    Well, I would say about half of the stories in that collection were already in journals, online journals, and print journals. So I felt like it was going to be very difficult for me to get my short stories together in a collection and actually find an agent and a publisher for them. So I did try, and finally, I just came to the conclusion that if I wanted to actually get these stories published together, I was going to explore different options, including self publishing. And it seems that self publishing has come a long way from the times when there were a lot of sketchy companies out there. And I happened to be in one of my favorite bookstores locally, and I had no idea that they also published books and I was very excited. So I met with the person who was in charge there, and we got along really well. He's an awesome graphic designer and he helped me get started with that. So it was just a great connection with a local bookshop that I happened to really like and I connected well with the person who would actually put it together for me. So that was a great. That was just very lucky, I think.

    Georgia  

    And that's Politics and Prose, a bookstore in D.C. Shout out to all the independent bookstores.

    Margaret 

    That's the other thing is that I really wanted to support that whole endeavor as well. So that was my route to getting "Suburban Gothic" out. He happened to really like my stories and we were like, on the same wavelength about how to design it and I love the cover that he created.  It's great. So yeah, I felt very fortunate that I had that opportunity. Also, another reason I wanted to go that path even before I met Gareth, at Politics and Prose, these were stories that have been published a while ago, and I was getting kind of tired of them. I wanted to just kind of put them away. [laughs] I wanted them in a nice collection, so it's not for just myself. I wanted to kind of see it together, but also kind of move on to other things.
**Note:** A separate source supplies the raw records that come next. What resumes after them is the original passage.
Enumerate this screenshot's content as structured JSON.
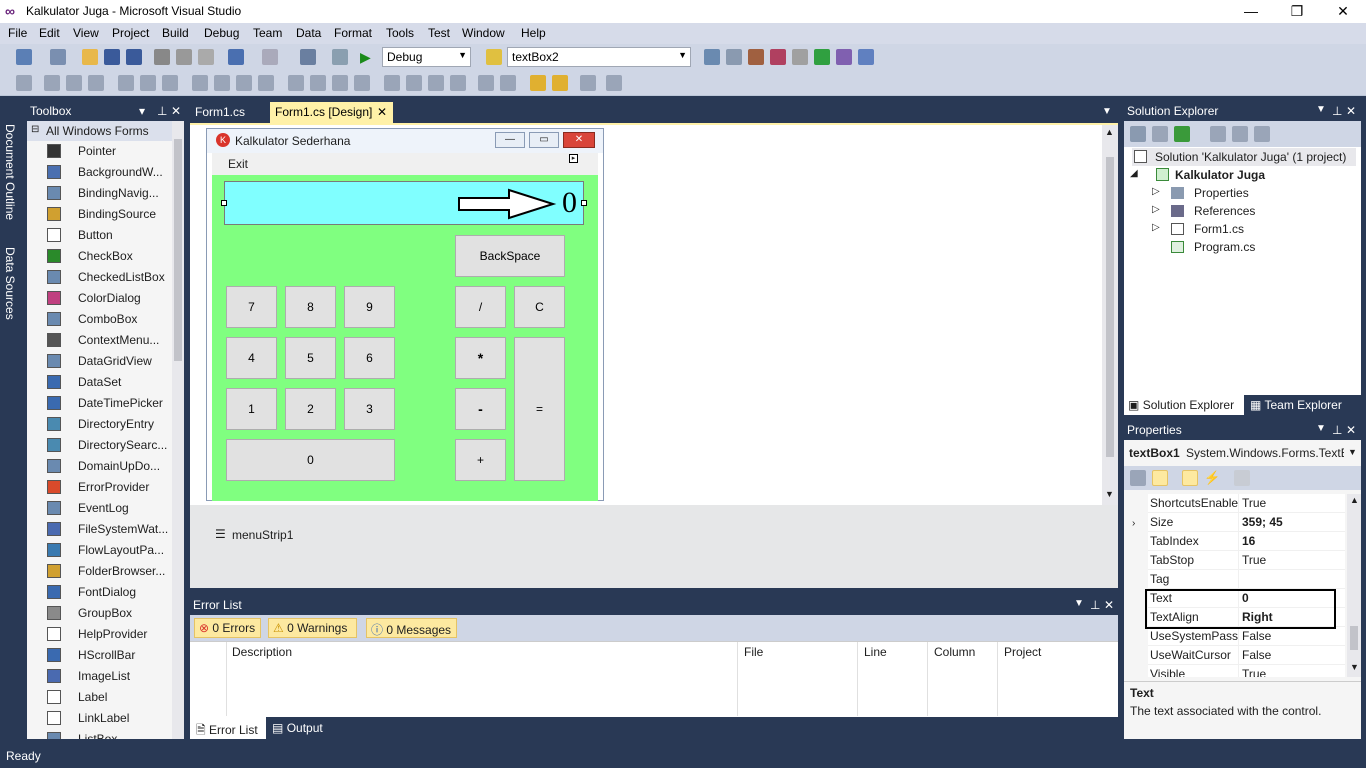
{
  "window": {
    "title": "Kalkulator Juga - Microsoft Visual Studio"
  },
  "menu": [
    "File",
    "Edit",
    "View",
    "Project",
    "Build",
    "Debug",
    "Team",
    "Data",
    "Format",
    "Tools",
    "Test",
    "Window",
    "Help"
  ],
  "toolbar": {
    "config": "Debug",
    "object_combo": "textBox2"
  },
  "side_tabs": [
    "Document Outline",
    "Data Sources"
  ],
  "toolbox": {
    "title": "Toolbox",
    "group": "All Windows Forms",
    "items": [
      "Pointer",
      "BackgroundW...",
      "BindingNavig...",
      "BindingSource",
      "Button",
      "CheckBox",
      "CheckedListBox",
      "ColorDialog",
      "ComboBox",
      "ContextMenu...",
      "DataGridView",
      "DataSet",
      "DateTimePicker",
      "DirectoryEntry",
      "DirectorySearc...",
      "DomainUpDo...",
      "ErrorProvider",
      "EventLog",
      "FileSystemWat...",
      "FlowLayoutPa...",
      "FolderBrowser...",
      "FontDialog",
      "GroupBox",
      "HelpProvider",
      "HScrollBar",
      "ImageList",
      "Label",
      "LinkLabel",
      "ListBox"
    ]
  },
  "doc_tabs": [
    "Form1.cs",
    "Form1.cs [Design]"
  ],
  "form": {
    "title": "Kalkulator Sederhana",
    "menu_exit": "Exit",
    "display_value": "0",
    "buttons": {
      "backspace": "BackSpace",
      "b7": "7",
      "b8": "8",
      "b9": "9",
      "b4": "4",
      "b5": "5",
      "b6": "6",
      "b1": "1",
      "b2": "2",
      "b3": "3",
      "b0": "0",
      "div": "/",
      "clear": "C",
      "mul": "*",
      "sub": "-",
      "add": "+",
      "eq": "="
    }
  },
  "tray": {
    "menustrip": "menuStrip1"
  },
  "error_list": {
    "title": "Error List",
    "errors": "0 Errors",
    "warnings": "0 Warnings",
    "messages": "0 Messages",
    "columns": [
      "Description",
      "File",
      "Line",
      "Column",
      "Project"
    ],
    "bottom_tabs": [
      "Error List",
      "Output"
    ]
  },
  "solution_explorer": {
    "title": "Solution Explorer",
    "solution": "Solution 'Kalkulator Juga' (1 project)",
    "project": "Kalkulator Juga",
    "items": [
      "Properties",
      "References",
      "Form1.cs",
      "Program.cs"
    ],
    "bottom_tabs": [
      "Solution Explorer",
      "Team Explorer"
    ]
  },
  "properties": {
    "title": "Properties",
    "object_name": "textBox1",
    "object_type": "System.Windows.Forms.TextB",
    "rows": [
      {
        "name": "ShortcutsEnabled",
        "value": "True"
      },
      {
        "name": "Size",
        "value": "359; 45"
      },
      {
        "name": "TabIndex",
        "value": "16"
      },
      {
        "name": "TabStop",
        "value": "True"
      },
      {
        "name": "Tag",
        "value": ""
      },
      {
        "name": "Text",
        "value": "0"
      },
      {
        "name": "TextAlign",
        "value": "Right"
      },
      {
        "name": "UseSystemPasswordChar",
        "value": "False"
      },
      {
        "name": "UseWaitCursor",
        "value": "False"
      },
      {
        "name": "Visible",
        "value": "True"
      }
    ],
    "desc_title": "Text",
    "desc_body": "The text associated with the control."
  },
  "status": {
    "text": "Ready"
  }
}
    Georgia  

    It's so cool.

    Margaret 

    So what are you working on next? Or currently? I actually had just finished a novel during the summer, and I'm going to try to go back and edit that novel and polish it up and see if it is something I still like. I'm going to go back to short stories again. [laughs]

    Georgia  

    That's your medium. [laughs]

    Margaret 

    Yes, definitely

    Georgia  

    Yeah, that sounds great. Since the name of our podcast is "Why We Write," why do you write?

    Margaret 

    I don't know. [laughs] I've just written since I was little, and it's my outlet for expressing myself and just capturing ideas that I have and I think are really fun or fascinating. Not always fun, but fascinating, or interesting, that I want to share with people. It's like, when people enjoy playing certain instruments or have other like, sports or something they enjoy doing, I feel like this is my way of spending time doing something I really like and doing something creative.

    Georgia  

    Yeah, that's great. So thanks so much for coming on the show today.

    Margaret 

    Thank you so much, Georgia for having me here again. It's a pleasure.

    Georgia  

    Margaret Chen's book "Suburban Gothic" is available from Politics and Prose, as is her 2019 book of short stories, "Three Terrible Tales. The link to those and her interview with Kirkus are in our show notes. Thank you for listening, and be sure to subscribe to this podcast on your favorite app. And we'd love it if you'd recommend it to a friend. We'll be back in a few weeks.